“Test” press conference
The Competition Section film “Test”, written and directed by Russian filmmaker Alexander Kott, opens on an odd–and oddly beautiful–scene. A man lay on his back in the bed of a Soviet-era pickup truck, a live sheep acting as his pillow. The camera hovers high above, showing us not only this man in repose, but the empty space around his truck. We are on a vast prairie, and since Kott uses no dialogue or any other verbal indicators, you have to check the program notes in order to understand that the movie was filmed in Kazakhstan. It isn’t entirely clear when the story takes place, but during the official press conference for the film Kott mentioned that he wanted a visual motif that conjured up “images of Soviet-era painting.” He also described this man as having been “a pilot during World War II.”
“My aim was to keep everything natural,” he elaborated. “We could have used film stock but we decided to shoot digitally, and during post-production tried to maintain realistic colors.”
The effect of this mix of naturalistic production design and highly contrived camera work is striking, and highlights the remoteness of the main character’s home, which he shares with his teenage daughter. Their wordless relationship doesn’t feel contrived, however. There’s something about their rapport that transcends language. Every day she drives him in the truck to a fork in the dirt road that leads from their earthen house. She gets out and he takes the wheel, though where he goes every day we’re not sure. The girl starts walking home, and invariably is intercepted by a young man on horseback who gives her a ride the rest of the way. He is clearly courting her, but it’s difficult to tell from her passive expression if she wants to be courted.
“She’s 14 years old,” Kott said about the actor, Elena An, who plays the girl, Dina (though, again, you only know her name if you read the program notes). She is not a professional actor. “I didn’t want one, because the character never talks, so there is no need to express oneself through dialogue. Everything is conveyed through facial expressions, and if she had ‘acted,’ it would have looked unnatural.”

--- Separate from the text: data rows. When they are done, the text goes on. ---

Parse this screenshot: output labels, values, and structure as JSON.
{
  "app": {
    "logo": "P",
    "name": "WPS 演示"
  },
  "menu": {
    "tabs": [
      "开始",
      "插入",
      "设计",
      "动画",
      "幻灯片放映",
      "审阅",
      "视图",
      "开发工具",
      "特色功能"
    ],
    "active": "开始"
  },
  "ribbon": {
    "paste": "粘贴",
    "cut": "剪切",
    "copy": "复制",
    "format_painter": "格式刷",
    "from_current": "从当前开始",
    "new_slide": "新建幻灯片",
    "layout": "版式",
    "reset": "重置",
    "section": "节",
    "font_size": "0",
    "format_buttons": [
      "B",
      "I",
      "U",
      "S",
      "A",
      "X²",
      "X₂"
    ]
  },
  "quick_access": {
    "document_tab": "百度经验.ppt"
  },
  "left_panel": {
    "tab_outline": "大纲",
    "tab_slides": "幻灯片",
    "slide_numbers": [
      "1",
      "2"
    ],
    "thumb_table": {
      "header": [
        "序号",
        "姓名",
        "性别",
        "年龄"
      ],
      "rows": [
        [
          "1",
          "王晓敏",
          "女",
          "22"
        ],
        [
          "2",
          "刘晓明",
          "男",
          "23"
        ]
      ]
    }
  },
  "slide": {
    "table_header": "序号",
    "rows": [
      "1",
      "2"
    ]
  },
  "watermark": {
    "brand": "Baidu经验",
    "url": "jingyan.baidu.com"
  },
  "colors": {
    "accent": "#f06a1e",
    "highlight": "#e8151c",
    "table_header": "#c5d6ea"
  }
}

Eventually, another young man enters the picture, one who is more mischievous, even forward. He stops by to ask for some water and you can tell he’s smitten with Dina immediately. He and the boy on horseback will vie for her attentions, at one point even getting into a wrestling match. Meanwhile, Dina’s father, a former pilot, is growing sicker due to some unnamed affliction.
In the end, “Test” as the title implies, is less a naturalistic study of life on the steppe than it is a metaphor for…what, exactly? The journalists at the press conference tried to draw the director out, but he seemed reluctant to say what exactly it all meant, including the apocalyptic ending. All he could do was refer to his influences, including Mel Gibson’s “Apocalypto” and the movies of Kaneto Shindo.
“We didn’t have a screenplay,” he explained. “Just a 3-page treatment that basically described the scenes. The movie was made through art direction and during the editing process. The cinematography also played a major role.” The result is a very complete, very controlled film, a series of often startling images that represent a world view, but one that feels strangely specific to this particular place. It’s also a movie that could only be appreciated on the big screen. “I didn’t even think of it being watched on computers or cell phones,” Kott said at one point. “Natural” needs a movie theater.